Planning and preparation are important elements of ensuring a successful financial future for your family. Creating an estate plan, drafting a will, and setting up a revocable living trust in advanced will ensure that you and your family are prepared to receive the care you deserve.
- Durable Power of Attorney: A durable power of attorney (DPOA) remains effective even if a person becomes incapacitated. In order to be effective, the DPOA must be signed by the principal and by two witnesses and be notarized. Keep in mind that as a DPOA you are an agent, which is a fiduciary of the principal. You are responsible for acting in good faith, preserving the principal’s estate plan, and may not delegate authority to a third party. Under Florida law, multiple agents are presumed to be capable of acting independently. An agent must also keep records of all receipts, disbursements, and transactions made on behalf of the principal.

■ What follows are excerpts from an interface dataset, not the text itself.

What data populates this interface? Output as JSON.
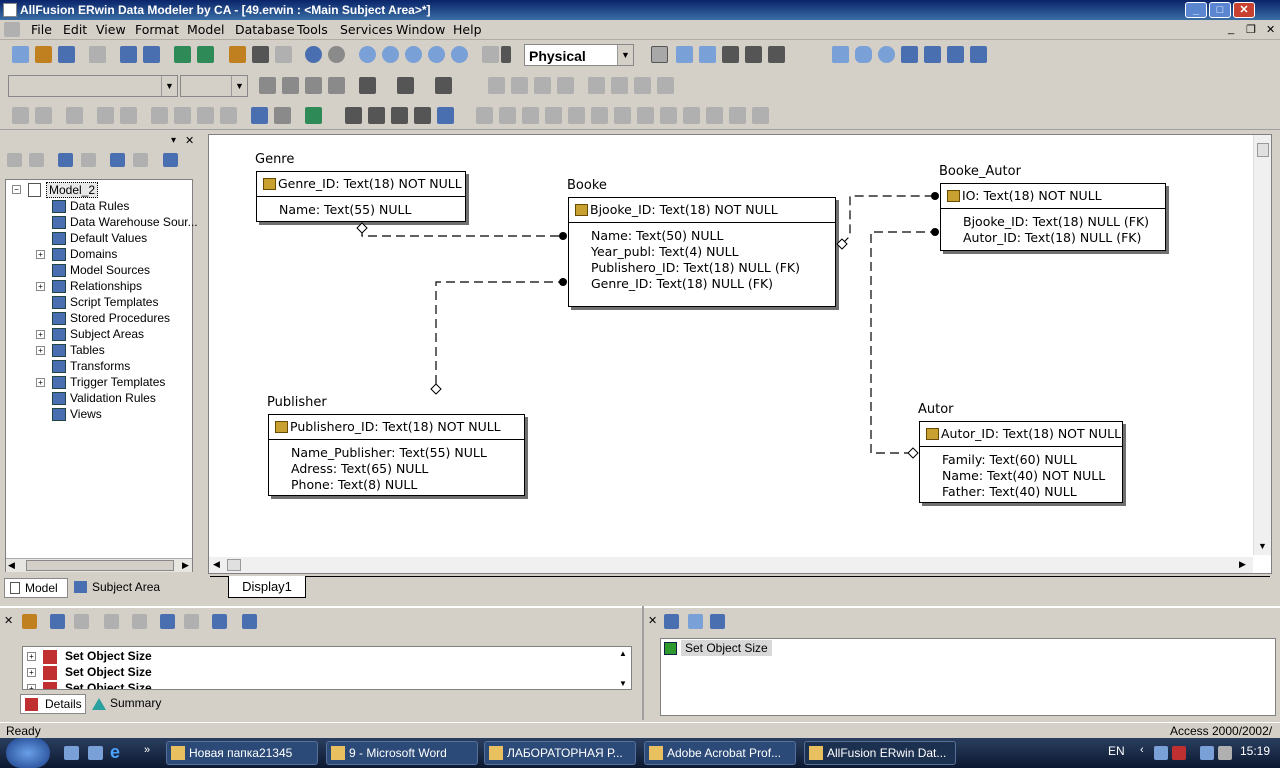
{
  "window": {
    "title": "AllFusion ERwin Data Modeler by CA - [49.erwin : <Main Subject Area>*]"
  },
  "menu": [
    "File",
    "Edit",
    "View",
    "Format",
    "Model",
    "Database",
    "Tools",
    "Services",
    "Window",
    "Help"
  ],
  "toolbar": {
    "view_mode": "Physical"
  },
  "tree": {
    "root": "Model_2",
    "items": [
      "Data Rules",
      "Data Warehouse Sour...",
      "Default Values",
      "Domains",
      "Model Sources",
      "Relationships",
      "Script Templates",
      "Stored Procedures",
      "Subject Areas",
      "Tables",
      "Transforms",
      "Trigger Templates",
      "Validation Rules",
      "Views"
    ],
    "expandable": [
      false,
      false,
      false,
      true,
      false,
      true,
      false,
      false,
      true,
      true,
      false,
      true,
      false,
      false
    ]
  },
  "left_tabs": {
    "model": "Model",
    "subject_area": "Subject Area"
  },
  "entities": {
    "genre": {
      "name": "Genre",
      "pk": "Genre_ID: Text(18) NOT NULL",
      "attrs": [
        "Name: Text(55) NULL"
      ]
    },
    "booke": {
      "name": "Booke",
      "pk": "Bjooke_ID: Text(18) NOT NULL",
      "attrs": [
        "Name: Text(50) NULL",
        "Year_publ: Text(4) NULL",
        "Publishero_ID: Text(18) NULL (FK)",
        "Genre_ID: Text(18) NULL (FK)"
      ]
    },
    "booke_autor": {
      "name": "Booke_Autor",
      "pk": "IO: Text(18) NOT NULL",
      "attrs": [
        "Bjooke_ID: Text(18) NULL (FK)",
        "Autor_ID: Text(18) NULL (FK)"
      ]
    },
    "publisher": {
      "name": "Publisher",
      "pk": "Publishero_ID: Text(18) NOT NULL",
      "attrs": [
        "Name_Publisher: Text(55) NULL",
        "Adress: Text(65) NULL",
        "Phone: Text(8) NULL"
      ]
    },
    "autor": {
      "name": "Autor",
      "pk": "Autor_ID: Text(18) NOT NULL",
      "attrs": [
        "Family: Text(60) NULL",
        "Name: Text(40) NOT NULL",
        "Father: Text(40) NULL"
      ]
    }
  },
  "diagram_tab": "Display1",
  "details": {
    "rows": [
      "Set Object Size",
      "Set Object Size",
      "Set Object Size"
    ],
    "tab_details": "Details",
    "tab_summary": "Summary"
  },
  "right_panel": {
    "item": "Set Object Size"
  },
  "status": {
    "left": "Ready",
    "right": "Access 2000/2002/"
  },
  "taskbar": {
    "tasks": [
      "Новая папка21345",
      "9 - Microsoft Word",
      "ЛАБОРАТОРНАЯ Р...",
      "Adobe Acrobat Prof...",
      "AllFusion ERwin Dat..."
    ],
    "lang": "EN",
    "clock": "15:19"
  }
}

- A Healthcare Directive: A Healthcare Directive is a package of documents (Combination Living Will, Healthcare Surrogate and HIPPA Release) intended to cover an individual’s medical decisions and wishes for medical treatment should that person no longer be able to make those decisions for themself, i.e. in the event of incapacity. These documents are also known by a number of other names, including a “Florida Medical Directive” or “Florida Advance Directive” or “Florida Advance Medical Directive” or “Do Not Resuscitate” or “Medical Power of Attorney”.
Components of the Healthcare Directive
- The Living Will – A Florida Living Will is an oral or written statement that expresses the kinds of treatment options that is wanted in the event that person is no longer able to decide for themself. The living will often function as a “do not resuscitate” in dire medical circumstances.
- Designation of Healthcare Surrogate – Also known as a “Healthcare Power of Attorney”, the purpose of this document is to designate the person(s) who is empowered to enforce the medical wishes as expressed in the living will.
- HIPPA Release – Since federal law protects the privacy of individuals concerning their medical records, a HIPAA release document is required to release medical records to third parties, including family members. Under Florida law, a HIPAA authorization cannot be effective for more than 24 months, so the HIPPA release will need to be updated at that time.
The estate planning attorneys at Bernhardt Riley are here to help protect you, your family and your assets.